We’re in the business of marketing communications, so obviously we are focused on making sure the right message about our clients’ products, brands, company, etc., is getting to the right people. Clearly that’s a big reason why we’re hired.
But, when it comes to sustainability communications, sometimes clients can be reluctant to tell their “story” because:
- They don’t want to reveal their imperfections.
- They don’t want to leverage sustainability efforts as a “marketing tool” for fear of being criticized for blatant self promotion with the intent to sell more product and thereby increase profitability.
- Management isn’t willing to support sustainability marketing/communications efforts financially because of perceived lack of ROI.
While those concerns are valid, more and more evidence is pointing to the important reasons why companies should be talking sustainability, not only to benefit the triple bottom line (remember people, planet AND profit), but also to secure management buy-in. According to a recent study cited on GreenBiz.com, some of the more compelling data points for telling your sustainability story include:
- Nearly half of the American public considers a company’s environmental reputation when making a product choice. Two years ago that number was around 23 percent.
- Today, half the American population can actually name a product that they’ve chosen or dropped as a result of learning more about a company’s environmental record. (That’s up from only 20 percent in 2008).
- Millennials—the largest demographic group outside of boomers—are even more likely to consider a company’s environmental record before making a purchase. In fact, they are twice as likely to have chosen a product based on the manufacturer’s/supplier’s environmental record or practices.
- From a CSR perspective, 30 percent of Americans consider a company’s nonprofit partnerships and donations when deciding whether to buy a product. However, only 6 percent regularly choose products or retailers based on those partnerships and donations. The activities that have the greatest impact on purchase decisions are local activities. We’ve heard consumers say, “If it’s local, I can see it and it benefits me and my community.”
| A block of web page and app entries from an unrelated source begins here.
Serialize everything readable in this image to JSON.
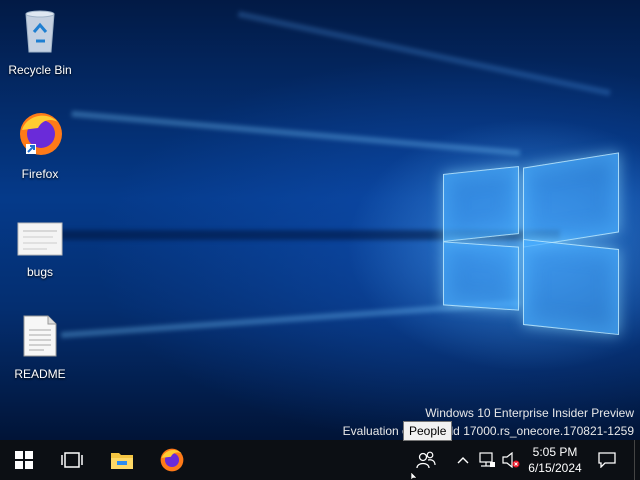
{
  "desktop": {
    "icons": [
      {
        "label": "Recycle Bin",
        "icon": "recycle-bin-icon"
      },
      {
        "label": "Firefox",
        "icon": "firefox-icon"
      },
      {
        "label": "bugs",
        "icon": "image-file-icon"
      },
      {
        "label": "README",
        "icon": "text-document-icon"
      }
    ],
    "watermark": {
      "line1": "Windows 10 Enterprise Insider Preview",
      "line2": "Evaluation copy. Build 17000.rs_onecore.170821-1259"
    }
  },
  "tooltip": {
    "text": "People"
  },
  "taskbar": {
    "start": {
      "icon": "windows-start-icon"
    },
    "task_view": {
      "icon": "task-view-icon"
    },
    "pinned": [
      {
        "name": "File Explorer",
        "icon": "file-explorer-icon"
      },
      {
        "name": "Firefox",
        "icon": "firefox-icon"
      }
    ],
    "tray": {
      "people_icon": "people-icon",
      "overflow_icon": "chevron-up-icon",
      "network_icon": "network-icon",
      "volume_icon": "volume-muted-icon",
      "time": "5:05 PM",
      "date": "6/15/2024",
      "notifications_icon": "notification-icon"
    }
  },
  "colors": {
    "taskbar": "#0c0f14",
    "wallpaper_accent": "#1e90ff"
  }
}
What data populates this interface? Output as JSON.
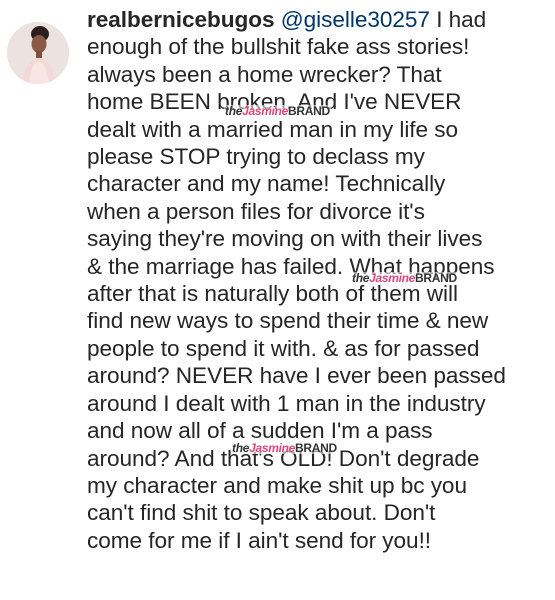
{
  "comment": {
    "avatar": "profile-photo",
    "username": "realbernicebugos",
    "mention": "@giselle30257",
    "lines": [
      "I had",
      "enough of the bullshit fake ass stories!",
      "always been a home wrecker? That",
      "home BEEN broken. And I've NEVER",
      "dealt with a married man in my life so",
      "please STOP trying to declass my",
      "character and my name! Technically",
      "when a person files for divorce it's",
      "saying they're moving on with their lives",
      "& the marriage has failed. What happens",
      "after that is naturally both of them will",
      "find new ways to spend their time & new",
      "people to spend it with. & as for passed",
      "around? NEVER have I ever been passed",
      "around I dealt with 1 man in the industry",
      "and now all of a sudden I'm a pass",
      "around? And that's OLD! Don't degrade",
      "my character and make shit up bc you",
      "can't find shit to speak about. Don't",
      "come for me if I ain't send for you!!"
    ]
  },
  "watermark": {
    "the": "the",
    "jasmine": "Jasmine",
    "brand": "BRAND"
  },
  "colors": {
    "text": "#262626",
    "mention": "#003569",
    "watermark_accent": "#e0457b"
  }
}
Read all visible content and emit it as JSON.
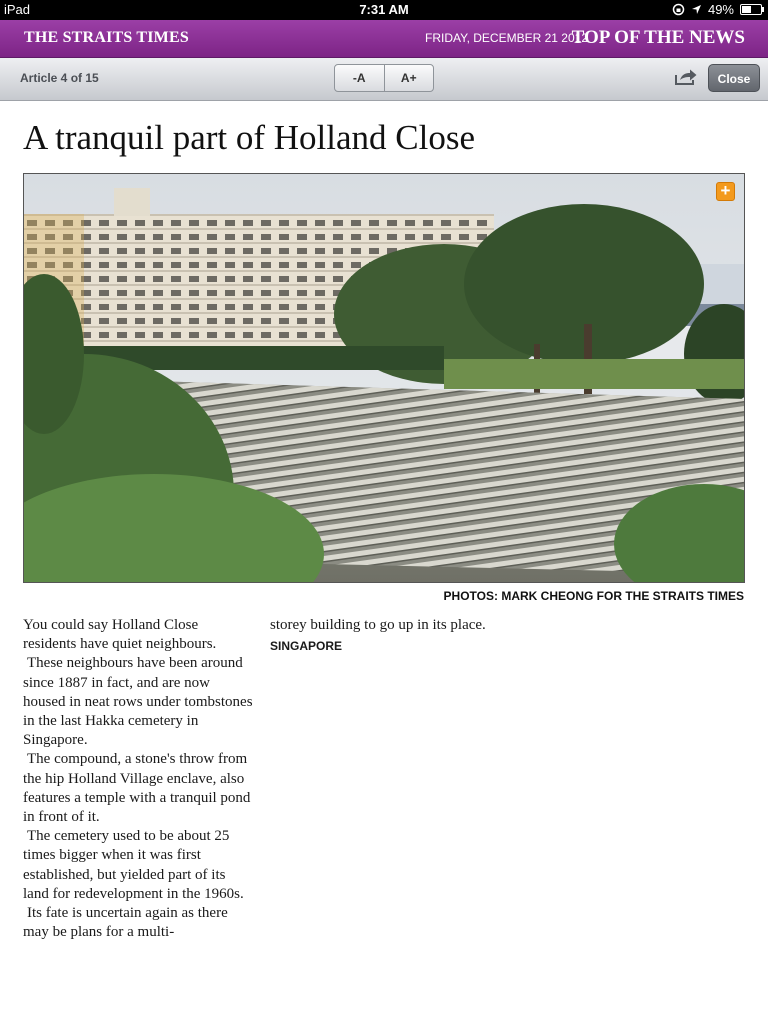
{
  "status_bar": {
    "device": "iPad",
    "time": "7:31 AM",
    "battery": "49%",
    "battery_level": 0.49
  },
  "masthead": {
    "paper_name": "THE STRAITS TIMES",
    "date": "FRIDAY, DECEMBER 21 2012",
    "section": "TOP OF THE NEWS"
  },
  "toolbar": {
    "article_count": "Article 4 of 15",
    "font_decrease": "-A",
    "font_increase": "A+",
    "close_label": "Close",
    "share_icon": "share-icon"
  },
  "article": {
    "headline": "A tranquil part of Holland Close",
    "photo_credit": "PHOTOS: MARK CHEONG FOR THE STRAITS TIMES",
    "photo_expand_icon": "plus-icon",
    "paragraphs": [
      "You could say Holland Close residents have quiet neighbours.",
      "These neighbours have been around since 1887 in fact, and are now housed in neat rows under tombstones in the last Hakka cemetery in Singapore.",
      "The compound, a stone's throw from the hip Holland Village enclave, also features a temple with a tranquil pond in front of it.",
      "The cemetery used to be about 25 times bigger when it was first established, but yielded part of its land for redevelopment in the 1960s.",
      "Its fate is uncertain again as there may be plans for a multi-",
      "storey building to go up in its place."
    ],
    "dateline": "SINGAPORE"
  },
  "colors": {
    "masthead": "#8a2f94",
    "toolbar": "#d8dade",
    "expand": "#f39a1e"
  }
}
Of course, above all, you must tell your story honestly, which often means revealing your imperfections in order to avoid losing credibility. As consumers and other stakeholders are requiring increased transparency, NOT telling your story may actually negatively impact your bottom line in the end.